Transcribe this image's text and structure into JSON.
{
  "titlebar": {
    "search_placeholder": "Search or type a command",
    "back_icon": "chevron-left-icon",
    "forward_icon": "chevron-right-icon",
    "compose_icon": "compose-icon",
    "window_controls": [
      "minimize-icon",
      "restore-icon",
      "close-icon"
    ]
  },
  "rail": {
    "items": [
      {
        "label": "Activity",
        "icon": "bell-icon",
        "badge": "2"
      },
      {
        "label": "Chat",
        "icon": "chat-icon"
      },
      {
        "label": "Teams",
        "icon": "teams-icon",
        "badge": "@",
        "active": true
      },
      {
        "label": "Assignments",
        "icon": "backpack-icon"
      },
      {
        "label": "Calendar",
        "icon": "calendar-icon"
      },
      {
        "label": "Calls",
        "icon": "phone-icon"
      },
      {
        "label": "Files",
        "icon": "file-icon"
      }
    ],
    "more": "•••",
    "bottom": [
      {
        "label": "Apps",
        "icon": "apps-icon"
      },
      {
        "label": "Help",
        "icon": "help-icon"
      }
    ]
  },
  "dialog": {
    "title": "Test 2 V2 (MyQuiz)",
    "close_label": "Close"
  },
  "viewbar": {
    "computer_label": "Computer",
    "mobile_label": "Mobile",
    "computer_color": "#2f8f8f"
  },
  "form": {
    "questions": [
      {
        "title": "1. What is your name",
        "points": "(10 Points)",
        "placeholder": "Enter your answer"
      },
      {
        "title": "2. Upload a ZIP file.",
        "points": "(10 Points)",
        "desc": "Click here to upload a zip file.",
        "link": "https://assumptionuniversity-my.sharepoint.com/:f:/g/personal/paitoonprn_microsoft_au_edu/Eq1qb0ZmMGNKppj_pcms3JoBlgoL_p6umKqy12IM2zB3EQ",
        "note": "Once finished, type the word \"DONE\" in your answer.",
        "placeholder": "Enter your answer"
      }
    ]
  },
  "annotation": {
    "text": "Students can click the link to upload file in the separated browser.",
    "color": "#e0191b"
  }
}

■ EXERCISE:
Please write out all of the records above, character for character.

■ TASK SOLUTION:
Transcribe this image's text and structure into JSON.
{
  "titlebar": {
    "search_placeholder": "Search or type a command",
    "back_icon": "chevron-left-icon",
    "forward_icon": "chevron-right-icon",
    "compose_icon": "compose-icon",
    "window_controls": [
      "minimize-icon",
      "restore-icon",
      "close-icon"
    ]
  },
  "rail": {
    "items": [
      {
        "label": "Activity",
        "icon": "bell-icon",
        "badge": "2"
      },
      {
        "label": "Chat",
        "icon": "chat-icon"
      },
      {
        "label": "Teams",
        "icon": "teams-icon",
        "badge": "@",
        "active": true
      },
      {
        "label": "Assignments",
        "icon": "backpack-icon"
      },
      {
        "label": "Calendar",
        "icon": "calendar-icon"
      },
      {
        "label": "Calls",
        "icon": "phone-icon"
      },
      {
        "label": "Files",
        "icon": "file-icon"
      }
    ],
    "more": "•••",
    "bottom": [
      {
        "label": "Apps",
        "icon": "apps-icon"
      },
      {
        "label": "Help",
        "icon": "help-icon"
      }
    ]
  },
  "dialog": {
    "title": "Test 2 V2 (MyQuiz)",
    "close_label": "Close"
  },
  "viewbar": {
    "computer_label": "Computer",
    "mobile_label": "Mobile",
    "computer_color": "#2f8f8f"
  },
  "form": {
    "questions": [
      {
        "title": "1. What is your name",
        "points": "(10 Points)",
        "placeholder": "Enter your answer"
      },
      {
        "title": "2. Upload a ZIP file.",
        "points": "(10 Points)",
        "desc": "Click here to upload a zip file.",
        "link": "https://assumptionuniversity-my.sharepoint.com/:f:/g/personal/paitoonprn_microsoft_au_edu/Eq1qb0ZmMGNKppj_pcms3JoBlgoL_p6umKqy12IM2zB3EQ",
        "note": "Once finished, type the word \"DONE\" in your answer.",
        "placeholder": "Enter your answer"
      }
    ]
  },
  "annotation": {
    "text": "Students can click the link to upload file in the separated browser.",
    "color": "#e0191b"
  }
}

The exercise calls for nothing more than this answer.